I’ve followed my usual style of noting the edits: page number, line number, whether it is from the top or bottom of the page, and the edited text; Hammett’s original text is underlined. The page numbers refer to A Man Named Thin (“The Sardonic Star of Tom Doody”) and The Creeping Siamese (“The Joke on Eloise Morey”). Both stories were reprinted in Lost Stories (2005) using the pure texts.
“The Sardonic Star of Tom Doody”
Page Line top/bottom Text
31 3 bottom Wages of Sin The Sardonic Star of Tom Doody
31 1 bottom with the protruding lower lip and the black bow tie.
33 3 top You were very nearly acquitted, at that; weren’t you?
33 10 bottom she took especial pains with the story
34 16 top a fifteen-by-thirty field of glaring virginal white
35 12 top The truth of it was that there were no crimes prior [should be the start of a new paragraph].
“The Joke on Eloise Morey”
56 15 bottom Her husband winced blanched, cringed under the last of each scornful acrid word, but said nothing. He could not say anything. His was far too sensitive, too delicate, a nature mechanism to permit of any of the answers he might have made
56 11 bottom As always, his silence, his helplessness, the evident fact that he did not know what to do or say, spurred her on to greater cruelties.
57 6 top He turned and stumbled blindly through the doorway. [This should be followed by a section break].

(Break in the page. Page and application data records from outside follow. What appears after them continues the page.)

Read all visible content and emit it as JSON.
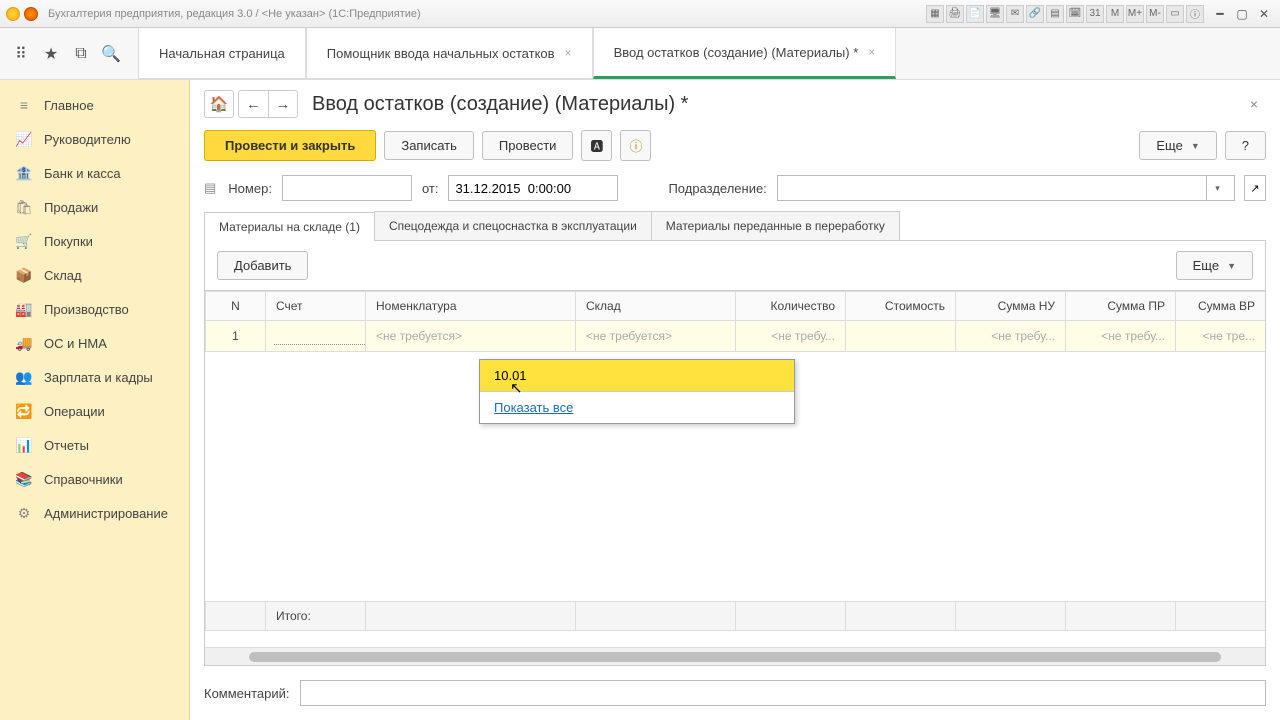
{
  "title_bar": {
    "text": "Бухгалтерия предприятия, редакция 3.0 / <Не указан> (1С:Предприятие)",
    "icons": [
      "📄",
      "🖨",
      "📋",
      "🗂",
      "✉",
      "🔗",
      "📊",
      "🗓",
      "31",
      "М",
      "М+",
      "М-",
      "▭",
      "ⓘ"
    ]
  },
  "view_icons": [
    "⠿",
    "★",
    "⧉",
    "🔍"
  ],
  "tabs": [
    {
      "label": "Начальная страница",
      "closable": false
    },
    {
      "label": "Помощник ввода начальных остатков",
      "closable": true
    },
    {
      "label": "Ввод остатков (создание) (Материалы) *",
      "closable": true,
      "active": true
    }
  ],
  "sidebar": [
    {
      "icon": "≡",
      "label": "Главное"
    },
    {
      "icon": "📈",
      "label": "Руководителю"
    },
    {
      "icon": "🏦",
      "label": "Банк и касса"
    },
    {
      "icon": "🛍",
      "label": "Продажи"
    },
    {
      "icon": "🛒",
      "label": "Покупки"
    },
    {
      "icon": "📦",
      "label": "Склад"
    },
    {
      "icon": "🏭",
      "label": "Производство"
    },
    {
      "icon": "🚚",
      "label": "ОС и НМА"
    },
    {
      "icon": "👥",
      "label": "Зарплата и кадры"
    },
    {
      "icon": "🔁",
      "label": "Операции"
    },
    {
      "icon": "📊",
      "label": "Отчеты"
    },
    {
      "icon": "📚",
      "label": "Справочники"
    },
    {
      "icon": "⚙",
      "label": "Администрирование"
    }
  ],
  "page": {
    "title": "Ввод остатков (создание) (Материалы) *",
    "nav": {
      "home": "🏠",
      "back": "←",
      "fwd": "→"
    },
    "toolbar": {
      "primary": "Провести и закрыть",
      "record": "Записать",
      "post": "Провести",
      "more": "Еще",
      "help": "?"
    },
    "form": {
      "number_label": "Номер:",
      "number_value": "",
      "from_label": "от:",
      "date_value": "31.12.2015  0:00:00",
      "department_label": "Подразделение:",
      "department_value": ""
    },
    "subtabs": [
      {
        "label": "Материалы на складе (1)",
        "active": true
      },
      {
        "label": "Спецодежда и спецоснастка в эксплуатации"
      },
      {
        "label": "Материалы переданные в переработку"
      }
    ],
    "table": {
      "add": "Добавить",
      "more": "Еще",
      "columns": [
        "N",
        "Счет",
        "Номенклатура",
        "Склад",
        "Количество",
        "Стоимость",
        "Сумма НУ",
        "Сумма ПР",
        "Сумма ВР"
      ],
      "row": {
        "n": "1",
        "acc_value": "",
        "nom": "<не требуется>",
        "skl": "<не требуется>",
        "qty": "<не требу...",
        "nu": "<не требу...",
        "pr": "<не требу...",
        "vr": "<не тре..."
      },
      "footer_label": "Итого:"
    },
    "dropdown": {
      "item": "10.01",
      "show_all": "Показать все"
    },
    "comment_label": "Комментарий:",
    "comment_value": ""
  }
}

57 7 top Alone, she raged up and down the room with the lethal, cushioned step of a panther some great forest cat.
57 7 bottom be a lot of unpleasant publicity, with her name displayed in not too flattering a light. Then too, it would be hard upon her to think that she had driven him to it; though, of course, his failure with his work was more directly responsible. Still— She decided to go to his studio at once. [Dannay made this last line the beginning of a new paragraph; in the original, it was a single paragraph].
58 4 top The line ran past the building in which he had his studio, and she would get there sooner than if she called a taxicab.
58 5 top when she stepped from the car she She left the car at the corner above the studio and
58 15 bottom Eloise crossed the room slowly [Should be preceded by a section break]
58 11 bottom The revolver had fallen over against the wall, under a window. He still wore his topcoat and gloves.
58 8 bottom It was all over now [Should be part of the preceding paragraph].
58 6 bottom She tore it open and read the inclosed letter.
59 10 top She went to the old-fashioned, open fireplace, little iron stove in the corner in which a feeble coal fire burned,
59 16 top some of them mentioned his name as if recognizing him.
59 11 bottom for which she was grateful. She sat on the edge of the couch looking with cold, inscrutable eyes at her hands clasped about a handkerchief in her lap.
59 10 bottom Someone Some one knocked on the door
59 6 bottom Ddetective–Ssergeant Murray
60 15 top Only take a few minutes [Should be followed by a section break]
60 16 bottom “Just wait a couple minutes here,” he said. “I’ll see if I can hurry things up.”
61 3 top This morning you had a row peach of a battle.
61 12 top She had the sensation of a heavy net, sinuous, clammy, inescapable, closing about her.
61 15 bottom And I find that your husband was a Catholic, the same as I am, and I guess maybe just as set against divorces
61 7 bottom “You fools!” she cried, “You –” [Should be a separate paragraph]
61 3 bottom the letter she had burned in the fireplace little iron stove.
Next up, perhaps my favorite of Hammett’s early stories, “Holiday”, from the July 1923 issue of The New Pearson’s.